The attached compositions demonstrate another solution: Make a composition with Play Audio that writes the audio amplitudes to a file. Make the image generator composition read the file and select the appropriate amplitude for each movie frame based on the time input.
For the composition in the previous comment, one way to circumvent the slowness would be to start/stop Play Audio File every 512 samples for that block of samples to be analyzed and make it in time, as a text item, to the Enqueue. Would it be possible to somehow connect the Enqueue to Play Audio File saying something like “I received the data from the more recent 512 samples, now play the next 512 samples”?
The Hold List stabilizes the speed, but it’s still too slow.
Ideally, I would like to store the FFT reading for every block of 512 samples (93.75 readings/second). To test, I have a 10 seconds pink noise file that, at the end, outputs a text file with 155 items (without the Hold List, it gives a different number each time I test it, but it’s around 170 items). If it was possible to store all the FFT readings, it would give 937 items. The FFT itself outputs without any slowdown, but it’s the rest of the chain that can’t keep up. That’s why the idea of the start/stop playback so that every block of 512 samples can be analyzed and stored to text.
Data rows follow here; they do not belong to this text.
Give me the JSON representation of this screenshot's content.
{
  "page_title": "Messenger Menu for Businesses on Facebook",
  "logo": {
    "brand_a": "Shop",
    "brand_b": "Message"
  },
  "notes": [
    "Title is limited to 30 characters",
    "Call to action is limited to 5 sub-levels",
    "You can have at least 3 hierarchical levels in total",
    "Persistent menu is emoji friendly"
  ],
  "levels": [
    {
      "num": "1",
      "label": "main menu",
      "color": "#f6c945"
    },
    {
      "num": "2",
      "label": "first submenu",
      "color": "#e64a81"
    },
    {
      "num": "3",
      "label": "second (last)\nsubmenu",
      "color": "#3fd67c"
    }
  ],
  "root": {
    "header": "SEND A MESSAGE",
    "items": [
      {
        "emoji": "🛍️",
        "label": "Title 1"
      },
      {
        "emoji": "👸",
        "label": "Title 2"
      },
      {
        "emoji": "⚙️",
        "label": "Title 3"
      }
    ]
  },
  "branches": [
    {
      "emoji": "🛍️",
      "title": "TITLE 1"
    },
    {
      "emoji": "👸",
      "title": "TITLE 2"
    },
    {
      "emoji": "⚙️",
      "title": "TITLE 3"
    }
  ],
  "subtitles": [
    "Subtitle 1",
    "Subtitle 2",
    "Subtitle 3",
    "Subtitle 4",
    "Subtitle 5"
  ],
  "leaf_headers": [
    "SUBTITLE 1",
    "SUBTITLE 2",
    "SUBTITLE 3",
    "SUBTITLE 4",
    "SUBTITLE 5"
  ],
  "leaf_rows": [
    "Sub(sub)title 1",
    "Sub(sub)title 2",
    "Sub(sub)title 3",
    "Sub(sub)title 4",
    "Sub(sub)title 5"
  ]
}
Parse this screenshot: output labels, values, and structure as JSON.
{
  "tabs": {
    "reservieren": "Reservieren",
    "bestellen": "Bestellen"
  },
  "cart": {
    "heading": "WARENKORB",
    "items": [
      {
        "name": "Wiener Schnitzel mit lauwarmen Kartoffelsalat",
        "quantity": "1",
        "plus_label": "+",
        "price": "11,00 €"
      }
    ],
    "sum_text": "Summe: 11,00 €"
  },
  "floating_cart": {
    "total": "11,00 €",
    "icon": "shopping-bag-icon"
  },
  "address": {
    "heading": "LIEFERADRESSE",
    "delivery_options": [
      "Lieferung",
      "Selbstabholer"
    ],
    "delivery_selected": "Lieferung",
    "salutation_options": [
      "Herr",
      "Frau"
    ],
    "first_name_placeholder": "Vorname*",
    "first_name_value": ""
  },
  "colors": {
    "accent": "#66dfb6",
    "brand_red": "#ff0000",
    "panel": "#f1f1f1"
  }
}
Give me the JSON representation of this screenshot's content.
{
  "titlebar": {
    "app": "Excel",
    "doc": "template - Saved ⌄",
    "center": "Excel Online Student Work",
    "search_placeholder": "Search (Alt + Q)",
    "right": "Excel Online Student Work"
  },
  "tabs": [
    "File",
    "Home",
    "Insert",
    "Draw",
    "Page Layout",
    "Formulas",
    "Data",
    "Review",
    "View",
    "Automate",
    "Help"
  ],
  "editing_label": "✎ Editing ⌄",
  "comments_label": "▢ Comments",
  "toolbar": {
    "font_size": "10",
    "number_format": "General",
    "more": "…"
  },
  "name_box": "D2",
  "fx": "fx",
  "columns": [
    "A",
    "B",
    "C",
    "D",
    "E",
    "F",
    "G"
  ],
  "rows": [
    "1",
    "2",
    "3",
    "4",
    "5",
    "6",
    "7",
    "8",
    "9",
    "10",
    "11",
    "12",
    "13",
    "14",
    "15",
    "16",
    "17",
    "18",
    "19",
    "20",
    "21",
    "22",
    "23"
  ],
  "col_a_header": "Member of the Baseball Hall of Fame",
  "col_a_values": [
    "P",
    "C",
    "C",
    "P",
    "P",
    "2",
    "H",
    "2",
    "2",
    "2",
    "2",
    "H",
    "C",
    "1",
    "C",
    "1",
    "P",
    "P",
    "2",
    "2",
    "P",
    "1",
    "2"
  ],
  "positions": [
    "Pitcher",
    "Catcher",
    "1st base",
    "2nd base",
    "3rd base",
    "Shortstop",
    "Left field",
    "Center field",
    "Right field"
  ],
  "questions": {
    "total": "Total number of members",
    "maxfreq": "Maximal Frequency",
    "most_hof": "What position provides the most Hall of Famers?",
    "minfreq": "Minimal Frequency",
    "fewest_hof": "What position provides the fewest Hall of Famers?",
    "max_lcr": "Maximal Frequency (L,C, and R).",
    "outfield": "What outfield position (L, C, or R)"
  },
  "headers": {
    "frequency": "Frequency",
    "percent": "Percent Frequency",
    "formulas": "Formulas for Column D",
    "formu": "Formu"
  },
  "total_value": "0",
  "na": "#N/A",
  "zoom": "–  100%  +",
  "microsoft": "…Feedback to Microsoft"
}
I see what you mean about the chain not being able to keep up. Specifically, the Build List isn’t able to loop 2047 times x 93.75 times per second.
That’s why the idea of the start/stop playback so that every block of 512 samples can be analyzed and stored to text.
That seems to work, at least for my short test audio — SaveDataFromFFT-StartStop.vuo.
It might be less ugly with the proposed Decode Audio Frame node.
I was going to suggest another possibility — Instead of trying to convert reals → texts with each audio event, move that processing to the end, after the audio has finished. Unfortunately, SaveDataFromFFT-ProcessAtEnd.vuo doesn’t work because the Cut List node is slow for large lists.
Or another possibility would be a node (doesn’t yet exist) that converts a list of reals to a list of texts, without having to go through the Build List loop.
I’m jumping on it just to question if anybody knows what the Convert Frame to Timestamp is about (full name “vuo.type.audioframe.real”).
The name is audio frame, but the type of the port is video frame, but I can’t connect neither a video frame nor anything ;)
When I test this composition real time, I get around 60 fps. When I export it as a movie (1920*1080, 23.976 fps, H264), each frame is repeated three or four times. Is the video compression causing the problem? Should I connect the Build List to something else? I’m sorry to be so obtuse about this, I’m usually decent enough at dataflow programming…
The included text file is 10 seconds of pink noise FFT data.
So the video codec has an impact: with H.264, each image is repeated on two to four frames. With ProRes (422 or 4444), each image is repeated on two frames for a second, second and a half, and then it settles to the right “speed” of one frame for one image.
What is interesting, is that by putting a Blend Image with Feedback with an X axis translation in the feedback, I can see that every frames in the exported video are indeed different from one another, whatever the chosen codec.
Somehow, when exporting to a movie, the video codec has an impact on the flow of upstream data, in the first nodes, but not on the downstream nodes as the Blend Image with Feedback does produce a new image for each video frame.
@Bodysoulspirit, there are a couple of issues with the vuo.type.audioframe.real node. The port popover should say “Audio Frame” instead of “Video Frame”; that’s a bug. And actually, the node isn’t useful yet since there are no nodes that work with Audio Frames.
Looks like another case where extraneous events are sneaking into the Build List loop and making things wonky. Hold List nodes are needed to block the events. I’ll reply to your contact message with a revised composition.
I suspect the variation between codecs is because they take a different amount of (real) time to export each frame. Different timings, different wonkiness.